In Nebraska, natural disasters can include flooding and wildfires, all in the same season. Emergency mangers in the state know, the only constant is that the weather is never consistent.
In the spring of 2010, the Loup River flooded leaving small towns without pass. Neighbors were cut off from neighbors, as flood waters took out entire bridges.
"Without FEMA funds, we'd be up a creek," said Valley County Highway Superintendent Jay Meyer. What he meant to say was they would be floating down the creek alongside what was once a bridge.
"There was such pressure it lifted up the bridge, the entire super structure, and it floated down the river half a mile," he said.
Two and a half years ago, when the Loup River flooded, several bridges were simply knocked out of service. The destruction cut off direct access for many to Taylor and Ord.
"They have to go a lot of miles before they can get back to Taylor, to cross over the river and get to a highway," said a man NTV interviewed on June 14, 2010. The destruction was overnight, and could have been final. "The bridges alone were $400,000 to $500,000 and on a county annual road budget of $1.3 million dollars that's huge," said Meyer.
"It's going to take a lot of money to fix this, "said another man surveying the damage in 2010, "and it's not going to just happen overnight."

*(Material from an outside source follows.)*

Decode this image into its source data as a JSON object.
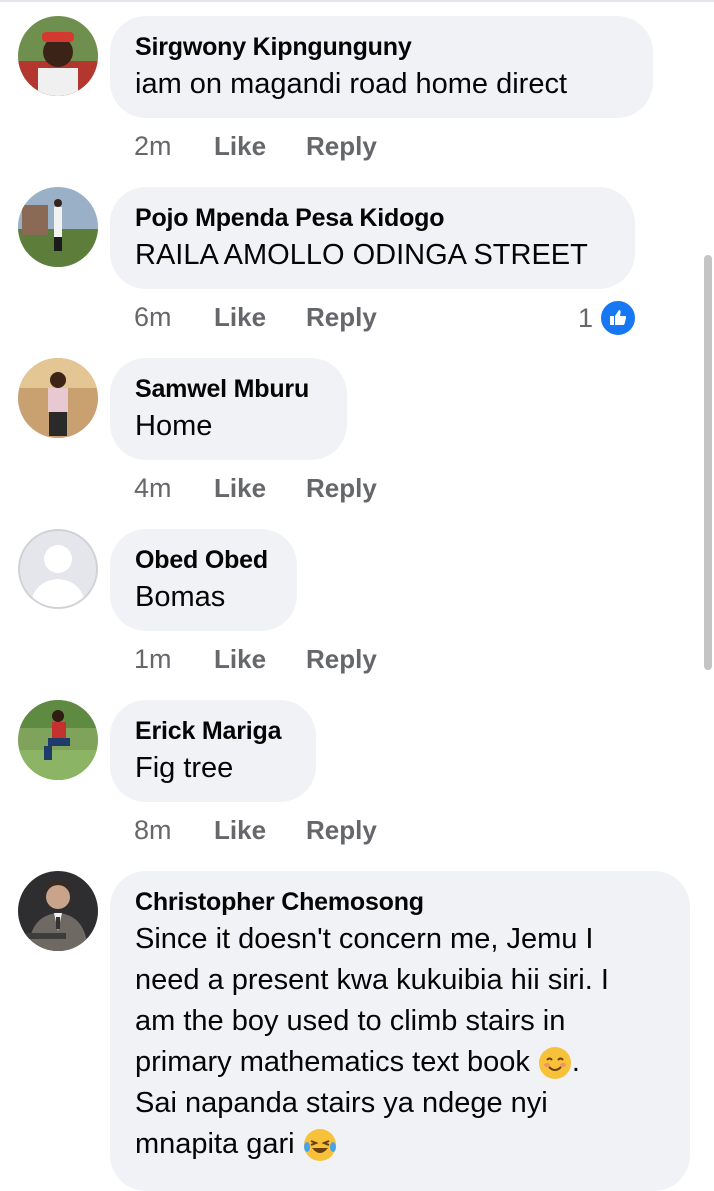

Not overnight, but not nearly as many years as it could've been if counties were forced to foot the bill themselves. "We still might not have the bridges," said Meyer.
On July 15, 2010, just one month after the flooding, President Obama declared 53 counties in Nebraska federal disasters eligible for public assistance. "We received about $600,000 worth of damage funds from FEMA and our payback is $80,000," he said.
Unlike the fires around Ainsworth, the majority of the damage done during the floods of 2010 were to public infrastructure; damage to the tune of 16 million dollars in two weeks statewide. It's that difference that put this disaster over the mark for FEMA.
"We got pretty lucky for the amount of damage done with minimal cost to the county," said Meyer.
Although the declaration came quickly, the dollars didn't. Valley County is just now receiving their final check from FEMA. The process included state audits by NEMA, who then upon receiving funds, passed them down to the county.
By utilizing their inheritance funds, Valley County was able to start construction in just a matter of months. They are now essentially repaying those dollars back, penny for penny.
It's a headache, said Meyer to go through the process, but when you're facing total destruction... it's a process, he said, he's happy is in place.